Greece crisis could overshadow jobs, Fed

This coming holiday week was supposed to be all about the June jobs report and what it means for the Federal Reserve’s interest rate hike plans. But the messy Greece debt talks could rile markets, too. Wall Street will be looking for answers to two key questions this week. The first is, “Will they or won’t they?” More specifically, will more strong economic data — ranging from fresh readings on jobs to housing and manufacturing — force the Fed’s hand and put a September rate hike back on the table?_47737308_greece

The second is, “Deal or no deal?” In short, how will the Greek debt saga play out? Will the endgame be bullish or bearish for markets? Will Athens seal an eleventh-hour deal with its eurozone creditors by the time markets open Monday and be able to pay the $1.8 billion it owes the International Monetary Fund by Tuesday’s deadline? Markets will likely be on edge when trading resumes Monday, as the Greek debt saga will likely drag into the new week regardless of this weekend’s make-or-break meeting between Athens and the institutions it owes money to. Tuesday’s deadline will be tough for Greece to meet even if a deal does get done, as it must still be approved by its parliament, which leaves little time.
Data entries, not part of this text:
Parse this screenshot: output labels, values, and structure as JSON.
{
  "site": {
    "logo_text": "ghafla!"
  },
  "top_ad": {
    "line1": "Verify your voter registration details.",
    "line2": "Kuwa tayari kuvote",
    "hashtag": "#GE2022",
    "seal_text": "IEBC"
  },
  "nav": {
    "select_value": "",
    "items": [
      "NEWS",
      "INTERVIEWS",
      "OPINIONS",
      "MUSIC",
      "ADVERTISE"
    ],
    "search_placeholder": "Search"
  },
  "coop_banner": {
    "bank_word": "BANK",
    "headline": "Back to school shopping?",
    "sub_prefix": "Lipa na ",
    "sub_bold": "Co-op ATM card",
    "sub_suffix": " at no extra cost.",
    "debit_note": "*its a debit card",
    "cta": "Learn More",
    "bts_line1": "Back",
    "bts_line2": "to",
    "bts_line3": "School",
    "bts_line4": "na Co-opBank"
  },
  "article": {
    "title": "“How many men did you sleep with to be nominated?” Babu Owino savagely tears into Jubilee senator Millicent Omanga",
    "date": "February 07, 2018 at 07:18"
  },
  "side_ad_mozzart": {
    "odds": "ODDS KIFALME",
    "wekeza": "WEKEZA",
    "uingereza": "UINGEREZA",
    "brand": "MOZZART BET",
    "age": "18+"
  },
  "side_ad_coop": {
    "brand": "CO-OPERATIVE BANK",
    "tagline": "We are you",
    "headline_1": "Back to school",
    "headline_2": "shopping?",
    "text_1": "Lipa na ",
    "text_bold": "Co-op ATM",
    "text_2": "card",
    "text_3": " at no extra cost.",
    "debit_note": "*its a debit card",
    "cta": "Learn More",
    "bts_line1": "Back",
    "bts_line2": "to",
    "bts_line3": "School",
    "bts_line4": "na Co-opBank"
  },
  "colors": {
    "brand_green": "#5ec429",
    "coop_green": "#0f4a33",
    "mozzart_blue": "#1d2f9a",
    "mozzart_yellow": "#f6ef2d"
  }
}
While Greece is front and center in the news, the Fed story is a big one, too. Record low interest rates have been a key driver of the stock market bull run, and signs of coming rate hikes could also rattle investors. With economic data in the U.S. picking up in recent weeks and rebounding from a weak, weather-impacted first-quarter, Wall Street will be sure to dissect Thursday’s jobs report and other data for its potential impact on coming rate hikes, says Quincy Krosby, market strategist at Prudential Financial.

“This coming week, the package of economic releases covers a broad range of the economy, but for the markets, the data focused on employment takes the spotlight, especially as investors try and ascertain when the first rate hike, or ‘liftoff,’ takes place,” Krosby said. “A strong employment report, especially if hourly wages move higher, will bolster the case for a rate hike in 2015, possibly even in September. This could put the market in its ‘good news is bad news’ mood, although a stronger economy ultimately bodes well for the market.” Wall Street is forecasting that the U.S. economy created 230,000 new jobs in June, after 280,000 jobs were created in May. The unemployment rate is expected to tick down to 5.4%, from 5.5%. It’s still unclear whether Greece news will trump U.S. economic news, says Mark Luschini, chief investment strategist for Janney.